Each week, Artful spotlights an art experience or destination that speaks to us right now.
The artist and architect Maya Lin is well known for her memorials, including the Vietnam Veterans Memorial in Washington, D.C. (the design of which made her famous as a college senior when it was the prizewinning entry in a national competition). Her latest public work, a site-specific installation in Manhattan’s Madison Square Park, is not so much a remembrance as a reminder of an ongoing trauma: climate change, with its attendant losses of species and habitats. “I wanted to bring awareness to a die-off that is happening all over the world,” Lin writes in an artist statement for the project.
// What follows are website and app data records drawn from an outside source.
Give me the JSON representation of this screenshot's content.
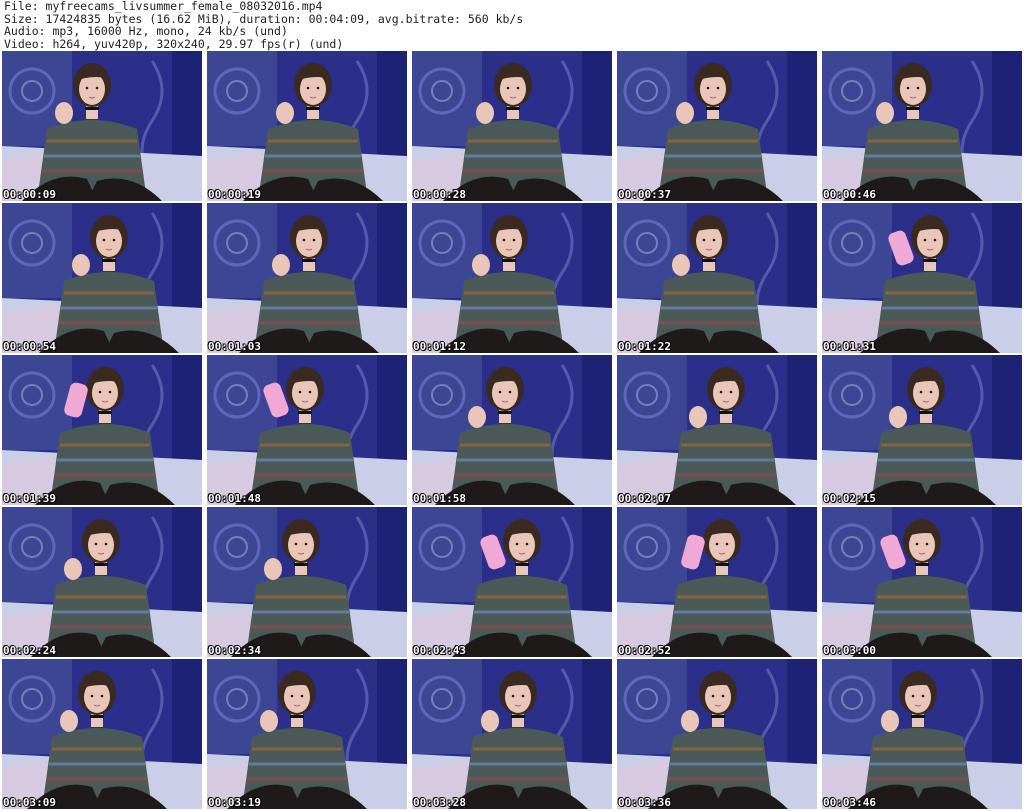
{
  "header": {
    "file": "File: myfreecams_livsummer_female_08032016.mp4",
    "size": "Size: 17424835 bytes (16.62 MiB), duration: 00:04:09, avg.bitrate: 560 kb/s",
    "audio": "Audio: mp3, 16000 Hz, mono, 24 kb/s (und)",
    "video": "Video: h264, yuv420p, 320x240, 29.97 fps(r) (und)"
  },
  "frames": [
    {
      "time": "00:00:09",
      "bottle": false
    },
    {
      "time": "00:00:19",
      "bottle": false
    },
    {
      "time": "00:00:28",
      "bottle": false
    },
    {
      "time": "00:00:37",
      "bottle": false
    },
    {
      "time": "00:00:46",
      "bottle": false
    },
    {
      "time": "00:00:54",
      "bottle": false
    },
    {
      "time": "00:01:03",
      "bottle": false
    },
    {
      "time": "00:01:12",
      "bottle": false
    },
    {
      "time": "00:01:22",
      "bottle": false
    },
    {
      "time": "00:01:31",
      "bottle": true
    },
    {
      "time": "00:01:39",
      "bottle": true
    },
    {
      "time": "00:01:48",
      "bottle": true
    },
    {
      "time": "00:01:58",
      "bottle": false
    },
    {
      "time": "00:02:07",
      "bottle": false
    },
    {
      "time": "00:02:15",
      "bottle": false
    },
    {
      "time": "00:02:24",
      "bottle": false
    },
    {
      "time": "00:02:34",
      "bottle": false
    },
    {
      "time": "00:02:43",
      "bottle": true
    },
    {
      "time": "00:02:52",
      "bottle": true
    },
    {
      "time": "00:03:00",
      "bottle": true
    },
    {
      "time": "00:03:09",
      "bottle": false
    },
    {
      "time": "00:03:19",
      "bottle": false
    },
    {
      "time": "00:03:28",
      "bottle": false
    },
    {
      "time": "00:03:36",
      "bottle": false
    },
    {
      "time": "00:03:46",
      "bottle": false
    }
  ],
  "colors": {
    "wall": "#2c2f8a",
    "wall_light": "#6a78c8",
    "bed": "#c9cfe6",
    "sweater": "#4b5a58",
    "skin": "#e9c7b8",
    "hair": "#3b2a22",
    "legs": "#1f1a1a",
    "bottle": "#f0a8d6"
  }
}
In her “Ghost Forest,” which runs through November 14, forty-nine dead Atlantic white cedars are surrounded by lush, living trees—forming a kind of haunted grove within the park. (The trees come from a restoration project in the Pine Barrens of New Jersey, and were slated to be cleared anyway in the process of encouraging regeneration.) On the accompanying audio tour, the park’s art curator Brooke Kamin Rappoport calls the installation “visually stark and emotionally meditative.”
As they wander around the pale trunks, visitors can also listen to a soundscape created by Lin in collaboration with the Cornell Lab of Ornithology; it features recordings of some of the animal species that inhabited the land that is now Manhattan when it was home to the Lenape (Delaware) people. “Ghost Forest” is a way of acknowledging their grief as well.
The public programs planned around the installation sound a more hopeful note, envisioning nature-based solutions to climate change. In September and October, 1,000 trees and shrubs will be planted in city parks in partnership with Natural Areas Conservancy. A digital symposium on “Greening Public Art” is also planned, for June 4. (Check the park calendar for a full list of events). As Lin writes, “We are faced with an enormous ecological crisis—but I also feel that we have a chance to showcase what can be done to help protect species and significantly reduce the climate change emissions by changing our relationship to the land itself.”